───── PROVIDED DATA ─────
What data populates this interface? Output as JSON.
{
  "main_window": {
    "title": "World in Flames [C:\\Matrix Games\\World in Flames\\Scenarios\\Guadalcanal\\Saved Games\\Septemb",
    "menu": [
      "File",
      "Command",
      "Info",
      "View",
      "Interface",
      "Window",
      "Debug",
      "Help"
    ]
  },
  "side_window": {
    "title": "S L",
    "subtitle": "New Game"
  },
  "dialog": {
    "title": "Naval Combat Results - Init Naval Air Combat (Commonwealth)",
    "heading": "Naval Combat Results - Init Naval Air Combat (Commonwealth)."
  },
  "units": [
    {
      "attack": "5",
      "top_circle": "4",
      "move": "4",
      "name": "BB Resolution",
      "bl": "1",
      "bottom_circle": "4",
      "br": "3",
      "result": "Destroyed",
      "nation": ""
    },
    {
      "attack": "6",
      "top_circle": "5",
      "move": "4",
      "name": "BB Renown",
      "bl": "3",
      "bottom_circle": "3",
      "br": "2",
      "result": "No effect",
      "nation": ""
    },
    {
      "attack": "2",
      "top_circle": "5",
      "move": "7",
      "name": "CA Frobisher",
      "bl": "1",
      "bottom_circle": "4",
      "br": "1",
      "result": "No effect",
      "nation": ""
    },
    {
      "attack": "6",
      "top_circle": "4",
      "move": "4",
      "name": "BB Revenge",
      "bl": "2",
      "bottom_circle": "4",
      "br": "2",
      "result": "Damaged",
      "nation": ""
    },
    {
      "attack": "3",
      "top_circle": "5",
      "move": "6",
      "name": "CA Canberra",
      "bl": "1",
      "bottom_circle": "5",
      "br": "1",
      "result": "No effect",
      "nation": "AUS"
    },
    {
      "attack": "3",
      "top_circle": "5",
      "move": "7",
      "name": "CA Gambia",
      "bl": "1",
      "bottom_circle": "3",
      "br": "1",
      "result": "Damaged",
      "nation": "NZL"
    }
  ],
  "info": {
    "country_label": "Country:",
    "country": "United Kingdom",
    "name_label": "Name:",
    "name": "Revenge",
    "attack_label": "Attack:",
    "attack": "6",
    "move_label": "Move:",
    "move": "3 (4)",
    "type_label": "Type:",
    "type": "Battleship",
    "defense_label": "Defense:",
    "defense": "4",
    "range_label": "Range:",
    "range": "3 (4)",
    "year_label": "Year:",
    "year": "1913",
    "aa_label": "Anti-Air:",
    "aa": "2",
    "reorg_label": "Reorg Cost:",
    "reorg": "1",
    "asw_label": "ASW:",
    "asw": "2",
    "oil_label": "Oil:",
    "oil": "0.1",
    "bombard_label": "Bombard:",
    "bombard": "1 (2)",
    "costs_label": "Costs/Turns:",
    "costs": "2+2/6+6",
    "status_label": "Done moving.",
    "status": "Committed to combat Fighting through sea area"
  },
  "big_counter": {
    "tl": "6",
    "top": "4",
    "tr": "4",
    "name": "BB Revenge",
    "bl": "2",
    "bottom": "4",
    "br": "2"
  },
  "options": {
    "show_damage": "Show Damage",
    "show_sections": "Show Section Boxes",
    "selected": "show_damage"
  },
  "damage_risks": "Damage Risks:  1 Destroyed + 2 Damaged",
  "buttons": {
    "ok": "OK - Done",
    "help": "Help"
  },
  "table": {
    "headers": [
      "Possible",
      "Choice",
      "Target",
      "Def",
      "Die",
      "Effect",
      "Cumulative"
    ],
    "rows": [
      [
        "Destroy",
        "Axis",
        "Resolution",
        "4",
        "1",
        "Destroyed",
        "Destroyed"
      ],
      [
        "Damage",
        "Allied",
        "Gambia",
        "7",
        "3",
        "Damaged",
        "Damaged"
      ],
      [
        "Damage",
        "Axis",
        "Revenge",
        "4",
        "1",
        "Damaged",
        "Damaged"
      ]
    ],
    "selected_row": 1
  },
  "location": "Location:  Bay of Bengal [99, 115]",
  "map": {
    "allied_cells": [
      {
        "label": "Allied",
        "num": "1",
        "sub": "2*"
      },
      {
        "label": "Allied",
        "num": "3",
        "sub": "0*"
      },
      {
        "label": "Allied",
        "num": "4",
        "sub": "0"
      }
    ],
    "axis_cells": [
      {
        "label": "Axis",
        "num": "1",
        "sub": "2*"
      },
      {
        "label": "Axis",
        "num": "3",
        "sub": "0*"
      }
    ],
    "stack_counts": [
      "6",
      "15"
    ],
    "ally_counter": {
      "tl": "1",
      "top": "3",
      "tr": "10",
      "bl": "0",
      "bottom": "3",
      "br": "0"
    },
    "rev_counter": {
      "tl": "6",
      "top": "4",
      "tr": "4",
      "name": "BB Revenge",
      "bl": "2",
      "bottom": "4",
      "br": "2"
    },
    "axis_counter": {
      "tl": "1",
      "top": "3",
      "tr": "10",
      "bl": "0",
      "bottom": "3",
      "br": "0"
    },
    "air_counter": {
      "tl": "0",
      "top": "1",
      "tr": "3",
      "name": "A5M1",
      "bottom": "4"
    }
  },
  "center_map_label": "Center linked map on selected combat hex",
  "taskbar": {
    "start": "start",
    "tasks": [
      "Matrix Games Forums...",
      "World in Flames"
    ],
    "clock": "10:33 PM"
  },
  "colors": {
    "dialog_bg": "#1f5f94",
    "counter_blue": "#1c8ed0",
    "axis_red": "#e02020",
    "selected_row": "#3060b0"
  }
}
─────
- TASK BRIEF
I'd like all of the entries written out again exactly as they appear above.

- TASK RESPONSE
What data populates this interface? Output as JSON.
{
  "main_window": {
    "title": "World in Flames [C:\\Matrix Games\\World in Flames\\Scenarios\\Guadalcanal\\Saved Games\\Septemb",
    "menu": [
      "File",
      "Command",
      "Info",
      "View",
      "Interface",
      "Window",
      "Debug",
      "Help"
    ]
  },
  "side_window": {
    "title": "S L",
    "subtitle": "New Game"
  },
  "dialog": {
    "title": "Naval Combat Results - Init Naval Air Combat (Commonwealth)",
    "heading": "Naval Combat Results - Init Naval Air Combat (Commonwealth)."
  },
  "units": [
    {
      "attack": "5",
      "top_circle": "4",
      "move": "4",
      "name": "BB Resolution",
      "bl": "1",
      "bottom_circle": "4",
      "br": "3",
      "result": "Destroyed",
      "nation": ""
    },
    {
      "attack": "6",
      "top_circle": "5",
      "move": "4",
      "name": "BB Renown",
      "bl": "3",
      "bottom_circle": "3",
      "br": "2",
      "result": "No effect",
      "nation": ""
    },
    {
      "attack": "2",
      "top_circle": "5",
      "move": "7",
      "name": "CA Frobisher",
      "bl": "1",
      "bottom_circle": "4",
      "br": "1",
      "result": "No effect",
      "nation": ""
    },
    {
      "attack": "6",
      "top_circle": "4",
      "move": "4",
      "name": "BB Revenge",
      "bl": "2",
      "bottom_circle": "4",
      "br": "2",
      "result": "Damaged",
      "nation": ""
    },
    {
      "attack": "3",
      "top_circle": "5",
      "move": "6",
      "name": "CA Canberra",
      "bl": "1",
      "bottom_circle": "5",
      "br": "1",
      "result": "No effect",
      "nation": "AUS"
    },
    {
      "attack": "3",
      "top_circle": "5",
      "move": "7",
      "name": "CA Gambia",
      "bl": "1",
      "bottom_circle": "3",
      "br": "1",
      "result": "Damaged",
      "nation": "NZL"
    }
  ],
  "info": {
    "country_label": "Country:",
    "country": "United Kingdom",
    "name_label": "Name:",
    "name": "Revenge",
    "attack_label": "Attack:",
    "attack": "6",
    "move_label": "Move:",
    "move": "3 (4)",
    "type_label": "Type:",
    "type": "Battleship",
    "defense_label": "Defense:",
    "defense": "4",
    "range_label": "Range:",
    "range": "3 (4)",
    "year_label": "Year:",
    "year": "1913",
    "aa_label": "Anti-Air:",
    "aa": "2",
    "reorg_label": "Reorg Cost:",
    "reorg": "1",
    "asw_label": "ASW:",
    "asw": "2",
    "oil_label": "Oil:",
    "oil": "0.1",
    "bombard_label": "Bombard:",
    "bombard": "1 (2)",
    "costs_label": "Costs/Turns:",
    "costs": "2+2/6+6",
    "status_label": "Done moving.",
    "status": "Committed to combat Fighting through sea area"
  },
  "big_counter": {
    "tl": "6",
    "top": "4",
    "tr": "4",
    "name": "BB Revenge",
    "bl": "2",
    "bottom": "4",
    "br": "2"
  },
  "options": {
    "show_damage": "Show Damage",
    "show_sections": "Show Section Boxes",
    "selected": "show_damage"
  },
  "damage_risks": "Damage Risks:  1 Destroyed + 2 Damaged",
  "buttons": {
    "ok": "OK - Done",
    "help": "Help"
  },
  "table": {
    "headers": [
      "Possible",
      "Choice",
      "Target",
      "Def",
      "Die",
      "Effect",
      "Cumulative"
    ],
    "rows": [
      [
        "Destroy",
        "Axis",
        "Resolution",
        "4",
        "1",
        "Destroyed",
        "Destroyed"
      ],
      [
        "Damage",
        "Allied",
        "Gambia",
        "7",
        "3",
        "Damaged",
        "Damaged"
      ],
      [
        "Damage",
        "Axis",
        "Revenge",
        "4",
        "1",
        "Damaged",
        "Damaged"
      ]
    ],
    "selected_row": 1
  },
  "location": "Location:  Bay of Bengal [99, 115]",
  "map": {
    "allied_cells": [
      {
        "label": "Allied",
        "num": "1",
        "sub": "2*"
      },
      {
        "label": "Allied",
        "num": "3",
        "sub": "0*"
      },
      {
        "label": "Allied",
        "num": "4",
        "sub": "0"
      }
    ],
    "axis_cells": [
      {
        "label": "Axis",
        "num": "1",
        "sub": "2*"
      },
      {
        "label": "Axis",
        "num": "3",
        "sub": "0*"
      }
    ],
    "stack_counts": [
      "6",
      "15"
    ],
    "ally_counter": {
      "tl": "1",
      "top": "3",
      "tr": "10",
      "bl": "0",
      "bottom": "3",
      "br": "0"
    },
    "rev_counter": {
      "tl": "6",
      "top": "4",
      "tr": "4",
      "name": "BB Revenge",
      "bl": "2",
      "bottom": "4",
      "br": "2"
    },
    "axis_counter": {
      "tl": "1",
      "top": "3",
      "tr": "10",
      "bl": "0",
      "bottom": "3",
      "br": "0"
    },
    "air_counter": {
      "tl": "0",
      "top": "1",
      "tr": "3",
      "name": "A5M1",
      "bottom": "4"
    }
  },
  "center_map_label": "Center linked map on selected combat hex",
  "taskbar": {
    "start": "start",
    "tasks": [
      "Matrix Games Forums...",
      "World in Flames"
    ],
    "clock": "10:33 PM"
  },
  "colors": {
    "dialog_bg": "#1f5f94",
    "counter_blue": "#1c8ed0",
    "axis_red": "#e02020",
    "selected_row": "#3060b0"
  }
}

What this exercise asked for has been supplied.